Good on them

Thank God for allowing Toyota read the writing on the wall. Strange lethargy on the part of a company that has held major shares in Tesla - which is now "the car in front".
Boris9119 7 June 2019

Not so Sure Tesla is in Front....

Toyota 2018 full year profit $23 billion ( Tesla 2018 full year profits......................................................................................................................

wmb 7 June 2019

One of the pioneers for...

...the hybrid being so late to the EV movement, may be troublesome for a few, but reliably will not be one of its concerns with the vehicle(s) hit the market. But the complaint that Toyota is the the maker of automotive appliances now might be a little on the nose, When they do hit the road!  

xxxx 7 June 2019

Don't panic mr Maninwaring

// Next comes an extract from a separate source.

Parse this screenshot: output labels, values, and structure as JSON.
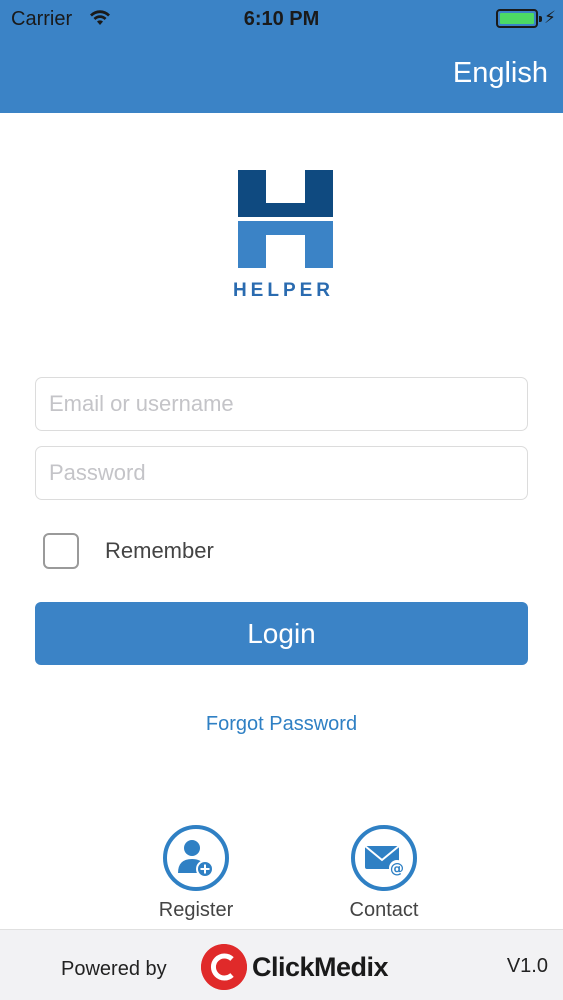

Better late than never but how did a company so far ahead with a decent PHEV get so far behind in the BEV stakes, the answer I fear was the donkey Mirai